General Property Condition

The clearance inspector should also report ongoing conditions which continue to put the building at extra risk of a new mold problem, such as failure to correct various causes of leaks, water entry, and high moisture.

Lab Processing of Mold Clearance Test Samples

Test samples from the site examined in a qualified aerobiology, forensic, or environmental test laboratory using appropriate chemical/stain preparations and a light microscope at magnifications up to 1000X.

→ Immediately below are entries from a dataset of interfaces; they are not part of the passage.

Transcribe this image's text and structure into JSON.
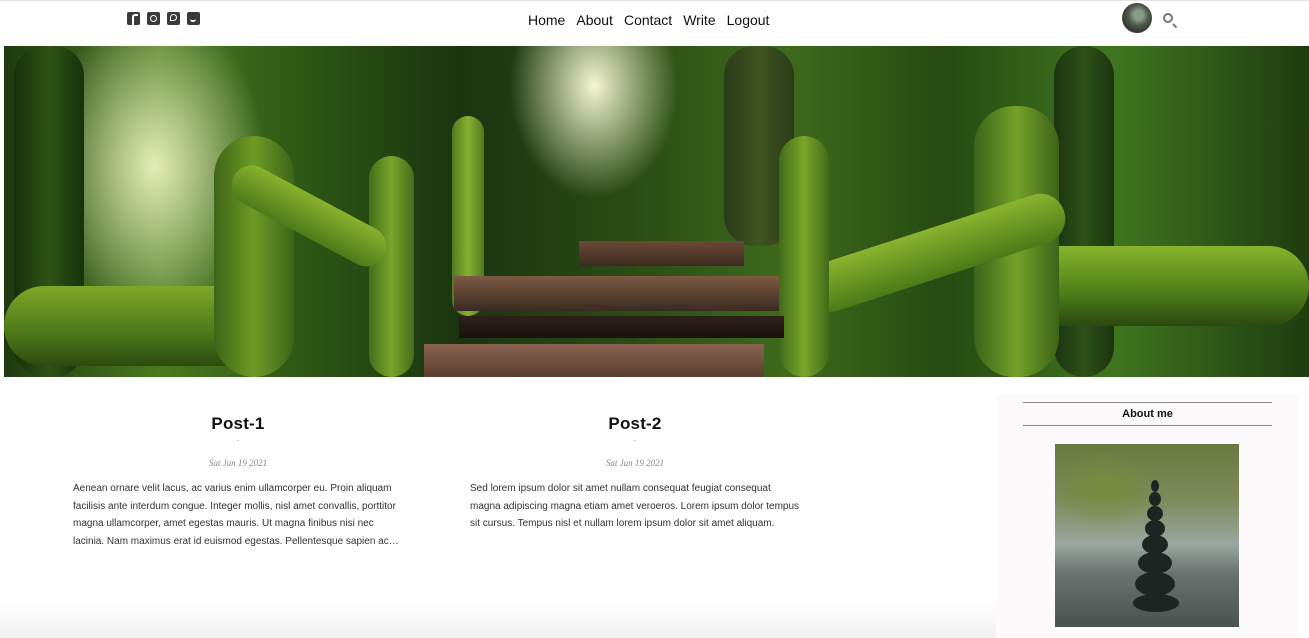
{
  "nav": {
    "social_icons": [
      "facebook-icon",
      "instagram-icon",
      "pinterest-icon",
      "twitter-icon"
    ],
    "links": [
      "Home",
      "About",
      "Contact",
      "Write",
      "Logout"
    ]
  },
  "hero": {
    "image": "forest-walkway-photo"
  },
  "posts": [
    {
      "title": "Post-1",
      "date": "Sat Jun 19 2021",
      "excerpt": "Aenean ornare velit lacus, ac varius enim ullamcorper eu. Proin aliquam facilisis ante interdum congue. Integer mollis, nisl amet convallis, porttitor magna ullamcorper, amet egestas mauris. Ut magna finibus nisi nec lacinia. Nam maximus erat id euismod egestas. Pellentesque sapien ac quam"
    },
    {
      "title": "Post-2",
      "date": "Sat Jun 19 2021",
      "excerpt": "Sed lorem ipsum dolor sit amet nullam consequat feugiat consequat magna adipiscing magna etiam amet veroeros. Lorem ipsum dolor tempus sit cursus. Tempus nisl et nullam lorem ipsum dolor sit amet aliquam."
    }
  ],
  "sidebar": {
    "title": "About me",
    "image": "stacked-stones-photo"
  },
  "colors": {
    "accent": "#111111",
    "sidebar_bg": "#fcfafa",
    "divider": "#8a8a8a"
  }
}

Our opinion and that of other microbiologists or aerobiologists regarding the level of cleanliness reflected by fungal samples is based on several existing studies of building contamination, a comparison with the original contamination levels, and our field and laboratory experience examining properties before and after remediation.

U.S. EPA Guidance for Mold Clearance Inspection After a Mold Cleanup

From the US EPA we include this more general advice on the criteria for a mold cleanup job: [Our comments are in brackets]

How Do I Know When the Remediation or Cleanup is Finished?

Mold Remediation Clearance Inspection & Testing Articles


Continue reading at MOLD CLEARANCE TIMING or select a topic from closely-related articles below, or see our complete INDEX to RELATED ARTICLES below.



Suggested citation for this web page

CLEARANCE PROCEDURES at - online encyclopedia of building & environmental inspection, testing, diagnosis, repair, & problem prevention advice.


Or use the SEARCH BOX found below to Ask a Question or Search InspectApedia


Frequently Asked Questions (FAQs)

Click to Show or Hide FAQs

Ask a Question or Search InspectApedia

Use the "Click to Show or Hide FAQs" link just above to see recently-posted questions, comments, replies, try the search box just below, or if you prefer, post a question or comment in the Comments box below and we will respond promptly.

Search the InspectApedia website

Comment Box is loading comments...

Technical Reviewers & References

Click to Show or Hide Citations & References

Publisher's Google+ Page by Daniel Friedman